In proof of stake the security lies in the coins that you put up at collateral. If you are caught doing anything malicious, then your staked tokens are taken from you. Currently, you need 32 ETH (~$50,000) in order to run your own validator.
Increases Rate of Transactions
The Merge itself likely won’t increase the rate of transactions too much. Currently, Ethereum processes around 15 transactions per second, but after shard chains are introduced, it should be able to process tens of thousands of transactions per second.
Since there will be 64 separate shard chains, each can process its own transactions. So you can easily send and receive Ethereum before the shards have even communicated with the Beacon Chain.
Having shards will also increase the scalability of Ethereum. This will allow for many more developers to not only develop more apps on Ethereum, but create apps that can process many more transactions than apps can currently.
Gas fees have become a big complaint of Ethereum. Sadly, during The Merge gas fees are unlikely to go down since during this phase the transaction rate will likely be around the same. Once sharding comes into play, we are likely to see a decrease in gas fees due the the decreased load on each node.
What Do You Have to Do During The Merge?
Many people ask if there is anything they have to do during The Merge.
The answer is that you don’t have to do anything because the entire process is going to seamlessly happen in the background with no downtime. You won’t even know it’s happening, though some exchanges may make an announcement, or even pause trading for a few minutes while this happens.

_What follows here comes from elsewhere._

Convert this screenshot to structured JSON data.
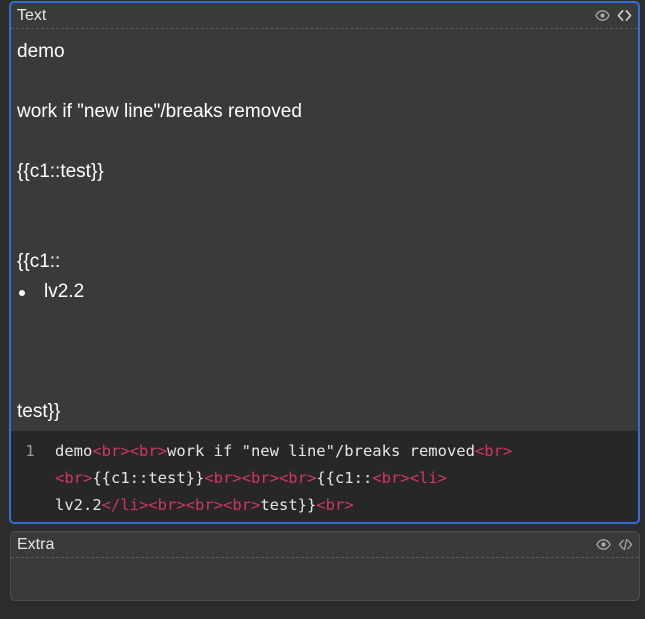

Others might be worried that they might lose their ETH. When The Merge happens the entire history of Ethereum will still exist and the blockchain cannot be altered, so you know your funds are safe.
If you hold your ETH in a wallet there is absolutely nothing you need to do with it. The funds can stay put in your wallet. Same goes for holding any ETH on an exchange. Wherever it is being held is safe.
Is There Anything That Can Go Wrong During The Merge?
While the developers that build Ethereum are confident that The Merge will go smoothly and there will be no impact on Ethereum, let’s look at some things that could go wrong.
According to the Ethereum website, there may be scammers around this time claiming they can upgrade your ETH to ETH 2.0 if you send it to them. Do not fall for this scam. Like stated above, there is nothing that you have to do during this time with your ETH. You don’t have to send it anywhere.
It is possible that there could be a fork of Ethereum. A fork is a split into a different blockchain. In this case, there is a group of people who want Ethereum the same as it is now with proof of work. This newly forked blockchain and the newly upgraded Ethereum will have the exact same history creating copies of certain assets like NFTs.
This can lead to something called a replay attack. Here a hacker would sell one of the copies of an NFT from the forked chain, but also create the same exact transaction on the new Ethereum chain making it look like they are now the new owner of the NFT.
However, due to methods like chaining certain IDs, this is unlikely to happen.
The Merge is a software upgrade for Ethereum. The main purpose is to merge the Ethereum network with the new Beacon Chain, which will switch Ethereum from using proof of work to using proof of stake as a consensus method.
There are a few benefits to the upgrade, including increasing the rate of transactions, and allowing Ethereum to use far less energy with its new proof of stake consensus method.
During Ethereum’s Merge, there is nothing that you have to do. You don’t have to mess with any of the funds in your wallet or on any exchanges. In fact, you probably won’t even know it’s happening.
There is most likely nothing that will go wrong during The Merge. The worst things will most likely be the numerous scams going around. Don’t give your ETH to anyone who says they are going to upgrade it.